That hand washing and Obsessive-Compulsive Disorder are so commonly linked sometimes seems cliché. Think of OCD = think of hand washing. While OCD can manifest itself in a seemingly infinite number of ways, one reason hand washing has become so linked with the disorder is that it happens to be a common compulsion. In fact, although Blake showed symptoms of having obsessions (intrusive thoughts) for some time before we noticed compulsions, it was his frequent and excessive hand washing that finally tipped us off (I shudder to think how much longer it would have taken me to wake up if his obvious compulsion had been something other than hand washing).
Over the years, Blake has had numerous obsessions and compulsions. They morph frequently. OCD likes to play that trick. One obsession or compulsion disappears. As a parent in the early stages of dealing with this disorder, you can almost be tricked into breathing a sigh of relief. You think, “Ah, I’m so glad that’s gone.” But then, something else arises. Washing makes way for tapping. Tapping makes way for bowing. Bowing makes way for pushing in every chair in the entire restaurant. After a few of these incarnations, you learn that OCD is an evolving disorder that leaves you guessing where it is going to pop up next.

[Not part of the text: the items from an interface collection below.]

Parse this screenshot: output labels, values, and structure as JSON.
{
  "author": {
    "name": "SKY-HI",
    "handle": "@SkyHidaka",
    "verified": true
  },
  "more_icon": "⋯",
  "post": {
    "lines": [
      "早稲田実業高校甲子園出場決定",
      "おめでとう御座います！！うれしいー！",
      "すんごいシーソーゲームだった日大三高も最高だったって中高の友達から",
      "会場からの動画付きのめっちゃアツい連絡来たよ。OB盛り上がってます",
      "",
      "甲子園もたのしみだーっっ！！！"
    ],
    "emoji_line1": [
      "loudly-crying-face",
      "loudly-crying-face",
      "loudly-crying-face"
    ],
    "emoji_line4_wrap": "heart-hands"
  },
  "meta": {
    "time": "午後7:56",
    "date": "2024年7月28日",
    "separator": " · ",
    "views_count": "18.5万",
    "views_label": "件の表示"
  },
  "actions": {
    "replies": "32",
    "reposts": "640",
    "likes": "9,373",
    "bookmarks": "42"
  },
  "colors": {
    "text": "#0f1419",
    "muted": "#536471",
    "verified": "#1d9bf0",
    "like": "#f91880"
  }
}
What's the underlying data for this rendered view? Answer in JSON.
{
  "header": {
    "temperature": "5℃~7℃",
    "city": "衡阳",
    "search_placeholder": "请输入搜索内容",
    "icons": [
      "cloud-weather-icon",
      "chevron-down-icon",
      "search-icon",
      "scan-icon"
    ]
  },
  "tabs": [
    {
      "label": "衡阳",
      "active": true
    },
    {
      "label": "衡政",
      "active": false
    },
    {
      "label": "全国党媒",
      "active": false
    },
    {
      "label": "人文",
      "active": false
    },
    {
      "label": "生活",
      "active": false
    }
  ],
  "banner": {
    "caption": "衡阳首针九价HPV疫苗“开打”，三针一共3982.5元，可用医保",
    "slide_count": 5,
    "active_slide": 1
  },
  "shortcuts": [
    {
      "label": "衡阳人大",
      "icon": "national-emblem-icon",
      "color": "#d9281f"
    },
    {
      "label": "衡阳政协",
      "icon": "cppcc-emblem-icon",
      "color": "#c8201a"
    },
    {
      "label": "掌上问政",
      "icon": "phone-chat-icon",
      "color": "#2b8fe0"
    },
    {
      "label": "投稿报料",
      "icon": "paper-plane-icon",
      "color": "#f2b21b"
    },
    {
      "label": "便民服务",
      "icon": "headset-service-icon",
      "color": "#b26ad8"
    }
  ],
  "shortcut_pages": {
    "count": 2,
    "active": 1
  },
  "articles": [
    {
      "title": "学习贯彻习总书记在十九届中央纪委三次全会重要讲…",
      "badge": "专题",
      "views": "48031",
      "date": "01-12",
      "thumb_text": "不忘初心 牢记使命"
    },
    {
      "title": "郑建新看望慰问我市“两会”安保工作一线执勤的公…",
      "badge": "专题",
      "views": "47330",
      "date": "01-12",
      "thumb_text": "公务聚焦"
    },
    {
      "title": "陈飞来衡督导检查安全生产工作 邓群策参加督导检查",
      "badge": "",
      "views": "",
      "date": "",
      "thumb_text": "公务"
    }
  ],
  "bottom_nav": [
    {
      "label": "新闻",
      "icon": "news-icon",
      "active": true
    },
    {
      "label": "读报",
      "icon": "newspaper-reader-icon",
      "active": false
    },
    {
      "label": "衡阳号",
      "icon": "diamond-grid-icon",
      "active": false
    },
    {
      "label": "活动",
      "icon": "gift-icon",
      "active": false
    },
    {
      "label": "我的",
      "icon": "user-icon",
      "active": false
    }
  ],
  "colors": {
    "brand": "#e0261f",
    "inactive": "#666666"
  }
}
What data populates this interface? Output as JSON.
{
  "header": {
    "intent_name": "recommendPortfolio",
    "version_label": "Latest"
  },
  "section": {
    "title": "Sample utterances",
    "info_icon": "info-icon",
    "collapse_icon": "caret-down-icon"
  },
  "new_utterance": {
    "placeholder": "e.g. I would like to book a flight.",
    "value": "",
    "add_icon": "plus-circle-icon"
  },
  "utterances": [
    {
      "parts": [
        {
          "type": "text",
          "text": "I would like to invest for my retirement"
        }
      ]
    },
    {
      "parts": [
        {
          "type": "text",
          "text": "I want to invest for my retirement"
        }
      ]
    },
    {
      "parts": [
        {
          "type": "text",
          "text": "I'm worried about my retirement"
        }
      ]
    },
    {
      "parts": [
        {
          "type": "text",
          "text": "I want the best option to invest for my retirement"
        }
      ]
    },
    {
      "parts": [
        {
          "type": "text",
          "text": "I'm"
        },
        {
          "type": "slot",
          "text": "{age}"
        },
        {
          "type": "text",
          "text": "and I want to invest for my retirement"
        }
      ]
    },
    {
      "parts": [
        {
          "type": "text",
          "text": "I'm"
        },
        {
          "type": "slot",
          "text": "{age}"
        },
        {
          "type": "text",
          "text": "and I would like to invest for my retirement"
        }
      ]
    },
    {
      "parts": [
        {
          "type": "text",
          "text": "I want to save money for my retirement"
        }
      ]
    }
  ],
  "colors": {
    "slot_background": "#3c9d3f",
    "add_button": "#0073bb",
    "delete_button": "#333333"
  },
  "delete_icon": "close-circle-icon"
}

Over the years, Blake’s hand washing has waxed and waned. Over the past year it has taken up residence again. Blake’s poor hands looked weathered and chapped. They are cracked and rough with hard patches that I’m not sure will ever return to normal. One day, a few weeks ago, I noticed how awful his hands looked.
“Your hands look like they really hurt, honey.”
“Yeah, I don’t know how that happened. It must be the weather.”
“Ummm…I think that’s more than the weather. You’re probably doing a lot of washing.”
“I don’t know when, Mom. I really don’t. At least I’m not aware of it.”
I think he meant it. I actually think he’s not aware of his hand washing. That’s how automatic it’s become for him. Or maybe he doesn’t want to know…
I do know, though. After his statements, I became sort of curious about this hand washing thing. I mean, I’m living with the same weather. Plus, my hands are in the water all the time. I wash most of the dishes. I clean the turtles’ yard. I wash out the cat litter boxes. I bathe the dogs. At worst, my hands get a little rough. What was he doing that his hands were in that state? So I started to take better mental notes and then I documented what I noticed.
– He pet the dog. He washed his hands.
– He touched the laundry in his hamper. He washed his hands.
– He put a dish in the dishwasher. He washed his hands.
– He went to the bathroom and washed his hands. He washed them again when he made it to the kitchen. He winced in pain.
– He came back to the sink right after that and washed again. He winced again.
– He wiped down the kitchen counter with sponge. He washed his hands.
– He touched the pantry door. He washed his hands.
– He got up from the couch where he’d been reading. He washed his hands.
– A napkin I’d been holding brushed past his face (it wasn’t dirty, by the way). He washed his face – and his hands.
Blake may say that the weather is the reason for the condition his hands are in. He may even believe that. His behavior tells a different story. He is so locked up in automatic washing that his poor hands don’t stand a chance. However, since he insists he’s got his OCD managed and his dad and I have pledged to let him manage it in his own way, we don’t point this out. We wait, instead, for Blake’s own awakening. Until then, he will continue his absent-minded washing. Or perhaps it will morph into something new, and something new again – on an ever-renewing journey until Blake decides he’s had enough.